(Data records)
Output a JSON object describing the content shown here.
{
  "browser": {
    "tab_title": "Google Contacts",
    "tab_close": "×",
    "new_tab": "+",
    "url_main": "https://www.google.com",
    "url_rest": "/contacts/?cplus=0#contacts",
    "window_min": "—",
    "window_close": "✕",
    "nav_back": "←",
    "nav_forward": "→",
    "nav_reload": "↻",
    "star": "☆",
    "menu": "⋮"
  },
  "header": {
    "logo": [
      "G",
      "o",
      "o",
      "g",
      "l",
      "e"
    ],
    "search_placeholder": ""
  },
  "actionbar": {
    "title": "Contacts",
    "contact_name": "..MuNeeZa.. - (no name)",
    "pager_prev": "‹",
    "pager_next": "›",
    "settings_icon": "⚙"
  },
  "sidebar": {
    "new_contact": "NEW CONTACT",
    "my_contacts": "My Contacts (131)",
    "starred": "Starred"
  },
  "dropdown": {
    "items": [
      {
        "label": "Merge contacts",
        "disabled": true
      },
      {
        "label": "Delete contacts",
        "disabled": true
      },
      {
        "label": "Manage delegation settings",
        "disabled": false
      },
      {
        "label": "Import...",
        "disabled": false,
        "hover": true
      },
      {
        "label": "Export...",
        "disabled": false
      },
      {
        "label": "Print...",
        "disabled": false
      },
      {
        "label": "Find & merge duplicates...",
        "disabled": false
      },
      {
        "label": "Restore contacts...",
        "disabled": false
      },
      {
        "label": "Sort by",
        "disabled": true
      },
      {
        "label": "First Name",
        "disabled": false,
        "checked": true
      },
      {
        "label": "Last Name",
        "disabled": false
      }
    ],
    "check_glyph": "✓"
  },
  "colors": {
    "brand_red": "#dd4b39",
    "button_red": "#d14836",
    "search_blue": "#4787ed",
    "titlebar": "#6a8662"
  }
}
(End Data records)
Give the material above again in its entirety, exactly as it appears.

Output a JSON object describing the content shown here.
{
  "browser": {
    "tab_title": "Google Contacts",
    "tab_close": "×",
    "new_tab": "+",
    "url_main": "https://www.google.com",
    "url_rest": "/contacts/?cplus=0#contacts",
    "window_min": "—",
    "window_close": "✕",
    "nav_back": "←",
    "nav_forward": "→",
    "nav_reload": "↻",
    "star": "☆",
    "menu": "⋮"
  },
  "header": {
    "logo": [
      "G",
      "o",
      "o",
      "g",
      "l",
      "e"
    ],
    "search_placeholder": ""
  },
  "actionbar": {
    "title": "Contacts",
    "contact_name": "..MuNeeZa.. - (no name)",
    "pager_prev": "‹",
    "pager_next": "›",
    "settings_icon": "⚙"
  },
  "sidebar": {
    "new_contact": "NEW CONTACT",
    "my_contacts": "My Contacts (131)",
    "starred": "Starred"
  },
  "dropdown": {
    "items": [
      {
        "label": "Merge contacts",
        "disabled": true
      },
      {
        "label": "Delete contacts",
        "disabled": true
      },
      {
        "label": "Manage delegation settings",
        "disabled": false
      },
      {
        "label": "Import...",
        "disabled": false,
        "hover": true
      },
      {
        "label": "Export...",
        "disabled": false
      },
      {
        "label": "Print...",
        "disabled": false
      },
      {
        "label": "Find & merge duplicates...",
        "disabled": false
      },
      {
        "label": "Restore contacts...",
        "disabled": false
      },
      {
        "label": "Sort by",
        "disabled": true
      },
      {
        "label": "First Name",
        "disabled": false,
        "checked": true
      },
      {
        "label": "Last Name",
        "disabled": false
      }
    ],
    "check_glyph": "✓"
  },
  "colors": {
    "brand_red": "#dd4b39",
    "button_red": "#d14836",
    "search_blue": "#4787ed",
    "titlebar": "#6a8662"
  }
}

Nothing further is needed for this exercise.